    1. I was very close to giving away my food processor. My mother threatened me if I did. She told me just to hold on to it a little longer. And she was right. I’ve been grating stuff ever since. It’s been a life saver.

  2. Our cookware is starting to see better days so I’ve been thinking about purchasing a Dutch oven. We have a ceramic stove top so cast iron isn’t an option there, but it’s perfect for using on the grill! I think you covered just about everything…except a coffeemaker! My Chemex and CoffeeSock filter are essentials!

  3. I recently gave my food processor to my neighbor and I have been regretting it. I never used it and was trying to downsize… But I think it may have been a bad idea

    1. People often say you’ll lose three things you love during minimizing. You didn’t know you loved them or needed them until they’re gone. I’ve lost several pieces of clothing and an extra set of mixing bowls.
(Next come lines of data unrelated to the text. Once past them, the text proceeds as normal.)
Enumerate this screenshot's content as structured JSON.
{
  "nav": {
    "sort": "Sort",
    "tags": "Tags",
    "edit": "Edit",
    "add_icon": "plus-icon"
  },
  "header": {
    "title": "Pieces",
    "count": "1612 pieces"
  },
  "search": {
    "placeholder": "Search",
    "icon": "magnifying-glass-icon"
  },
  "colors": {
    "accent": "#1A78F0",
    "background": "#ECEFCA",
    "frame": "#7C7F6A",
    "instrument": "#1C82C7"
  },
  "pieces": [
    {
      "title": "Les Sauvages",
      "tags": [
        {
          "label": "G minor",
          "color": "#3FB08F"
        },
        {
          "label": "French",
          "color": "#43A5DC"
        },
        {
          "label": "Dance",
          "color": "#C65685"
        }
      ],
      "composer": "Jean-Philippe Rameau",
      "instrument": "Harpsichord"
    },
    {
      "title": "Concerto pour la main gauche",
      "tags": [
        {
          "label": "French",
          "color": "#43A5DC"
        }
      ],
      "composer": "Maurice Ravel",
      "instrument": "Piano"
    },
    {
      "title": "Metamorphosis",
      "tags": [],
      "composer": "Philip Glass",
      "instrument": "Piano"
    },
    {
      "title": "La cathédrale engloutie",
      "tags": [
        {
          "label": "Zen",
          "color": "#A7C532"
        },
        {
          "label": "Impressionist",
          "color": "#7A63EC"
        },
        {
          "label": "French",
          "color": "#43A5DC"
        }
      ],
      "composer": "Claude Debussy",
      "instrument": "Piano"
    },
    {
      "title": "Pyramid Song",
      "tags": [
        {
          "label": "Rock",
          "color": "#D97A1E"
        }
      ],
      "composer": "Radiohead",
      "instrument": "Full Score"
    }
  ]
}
Just know you’re on the right track. 🙂

  4. Hi Kathryn, thank you for this list! I HAVE to ask, where did you find that dress? It is absolutely beautiful!


  5. Hey there, I love your blog and this post. I’m trying to create less waste in my life so thank you for being a valuable resource. However, when you use the phrase "indian style" in reference to how you were sitting watching the Jungle Book, I feel disappointed and uncomfortable. You are obviously a caring person and I’m sure it was not intended, but that phrase seems pretty culturally insensitive in this day and age. I might suggest simply saying "cross-legged" next time to avoid further marginalization of our Native American brothers and sisters.

    1. I believe Indian style actually stemmed from a yoga position from people from India, not Native Americans.